What you are asked to do. A complete answer retypes each of the records below precisely and includes none of the pictures.

Extracted data.
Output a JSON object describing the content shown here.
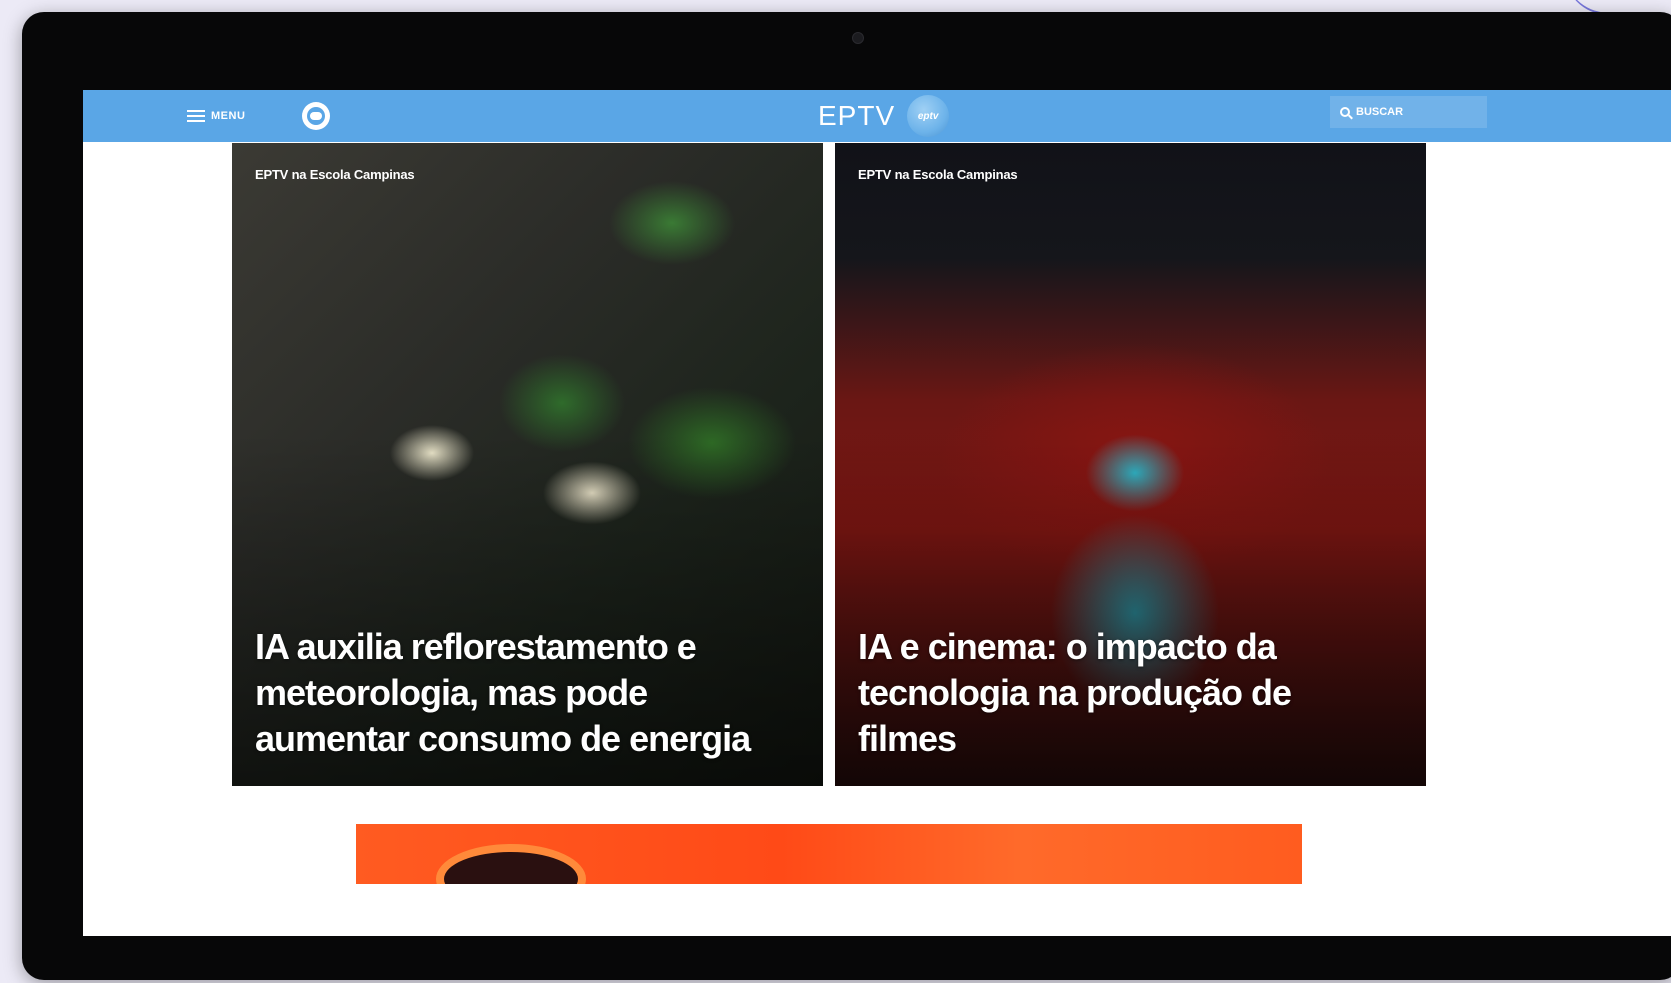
{
  "header": {
    "menu_label": "MENU",
    "brand_name": "EPTV",
    "brand_logo_text": "eptv",
    "search_label": "BUSCAR"
  },
  "cards": [
    {
      "tag": "EPTV na Escola Campinas",
      "title": "IA auxilia reflorestamento e meteorologia, mas pode aumentar consumo de energia"
    },
    {
      "tag": "EPTV na Escola Campinas",
      "title": "IA e cinema: o impacto da tecnologia na produção de filmes"
    }
  ],
  "colors": {
    "topbar": "#5aa6e6",
    "banner": "#ff5b21",
    "bezel": "#070708"
  },
  "icons": {
    "menu": "hamburger-icon",
    "globo": "globo-logo-icon",
    "search": "search-icon"
  }
}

Task answer.
Output a JSON object describing the content shown here.
{
  "header": {
    "menu_label": "MENU",
    "brand_name": "EPTV",
    "brand_logo_text": "eptv",
    "search_label": "BUSCAR"
  },
  "cards": [
    {
      "tag": "EPTV na Escola Campinas",
      "title": "IA auxilia reflorestamento e meteorologia, mas pode aumentar consumo de energia"
    },
    {
      "tag": "EPTV na Escola Campinas",
      "title": "IA e cinema: o impacto da tecnologia na produção de filmes"
    }
  ],
  "colors": {
    "topbar": "#5aa6e6",
    "banner": "#ff5b21",
    "bezel": "#070708"
  },
  "icons": {
    "menu": "hamburger-icon",
    "globo": "globo-logo-icon",
    "search": "search-icon"
  }
}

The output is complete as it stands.